The times they are a-changin: how financial advice is being modernised by women and technology

In the latest interview in our women in finance series, Sarah Hogan, talks to The Modern Adviser about financial education, the gender gap, technology, and… Serena Williams.

Serena Williams, Sheryl Sandberg and J. K. Rowling,” These are just a few of the successful women that inspire KBA FS Ltd Director Sarah Hogan. However, there is one inspirational figure that Sarah puts above any other — that is former First Lady, Michelle Obama. “She’s a graduate from Princeton and Harvard, a fantastic mother and she has so much grace and class,” Sarah told The Modern Adviser. “She is an inspiration to young women everywhere to spread their wings and soar — and so they should!”

One person to add to the list of inspirational women in the world of financial advice is Sarah herself. Since joining the industry 12 years ago, she has become Director of a leading financial firm and was nominated for Professional Adviser’s Woman of the Year in October. Sarah is aware that she exemplifies the progress made over the last decade but observes there is still a long way to go.

“It’s great to be involved in such a brilliant industry in which women are underrepresented and to be able to show women there is a role for them in the future of financial advice,” Sarah explains.

It was not simply due to her gender that Sarah struggled to thrive in her workplace at first. “I did get some negativity about being a younger adviser, as I joined when I was only 23.”

In 2007 the average age of an adviser was 58 and Sarah had to battle many who told her a young up-and-comer in their twenties could not tell someone in their 60s what they should be doing with their money.

Not one to succumb to such negativity, Sarah learned to disregard her age and focus on her qualifications, her ability to listen to the clients’ needs ,and to learn from more experienced advisers. Her priority is the client and, as she puts it, “I like to help people, so helping clients to reach financial independence and the rewards that brings is a wonderful role to have. I think it’s a fantastic career to have in an environment that is constantly changing and keeping us on our toes.”

In a rapidly changing industry, Sarah suggests the credit crunch was a pivotal moment that compelled positive change.

“The mortgage industry has tightened up, we’ve been through RDR and the scrapping of commissions, pension freedoms — to name but a few — and these are just on the regulation side.”

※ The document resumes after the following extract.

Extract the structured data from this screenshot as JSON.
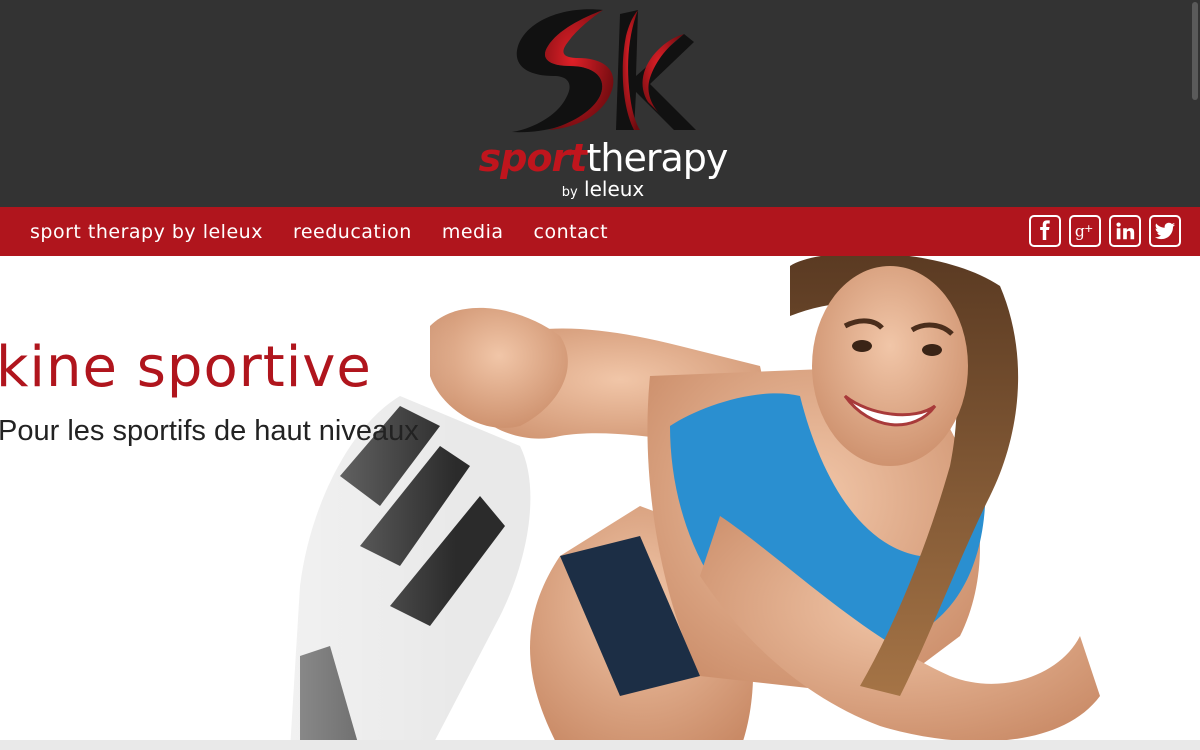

It is not just the financial market which has evolved. The type of person who deals with them has radically changed too.

“Younger people are coming through structured training programs and academies like the one we have with Openwork,” Sarah notes. “More paraplanner type roles are coming through and more people are seeing the benefit of qualifications as well.”

In the finest traditions of Bob Dylan, it seems those ‘times they are a-changin’, but Sarah does not fear the new age of financial advice. Quite the contrary.

“Twelve years ago we were overrun with paper filing systems and now everything is on a database, it’s online, or in the cloud,” she says. “We use cash flow forecasting and we are now using artificial intelligence to better understand our client bank. Technology will continue to shape the industry.”

Even though technology has entered the marketplace in an unprecedented way, Sarah believes it is just the start of the digital revolution.

“I would like to see more technology to help our businesses; regulation will no doubt change what we advise on as it has done in the past. We need better technology to improve the processes we use, and there’s naturally going to be more use of mobile apps, to make things easier for the consumer. And of course, there’s Robo-advice to consider.”

The future should not just be a progression for technology though, notes Sarah, as there is still work to be done when it comes to negotiating the advice gap. The sad fact remains that on average, women seek financial advice far less than men do.

“Women may have felt intimidated if they had a lack of knowledge,” Sarah acknowledges, “So I think we need to reach more women by communicating effectively — like social media — to explain the impact of delaying financial advice.

“I think we are moving in the right direction but women need to understand financial advice themselves and realise that ‘a man is not a plan’. They need to ensure they are protected.”

Considering some 50% of marriages end in divorce, the need for women to secure their financial situation has never been more urgent.

“It is very likely that at some point a woman is going to have to take care of herself and she needs to know what that entails. Lovely as my male colleagues are, there are more and more female financial advisers that women can seek out for help and guidance and they should do this regardless of whether they are in a relationship or not.”

Come 2050, Sarah remains optimistic that many of these issues will be further addressed by the industry.

“I hope we have a great industry that’s trusted by the consumer, that we have managed to fix the advice gap so that everyone can get good financial advice, and that there’s more of a balance of gender in the industry. And I hope we continue to use technology efficiently to supplement the best human financial advice possible.”

If just half of these issues are prioritised and addressed, the future promises a potential golden age of financial advice based around inclusiveness, facilitated by brilliant tech and exceptional human face-to-face advice.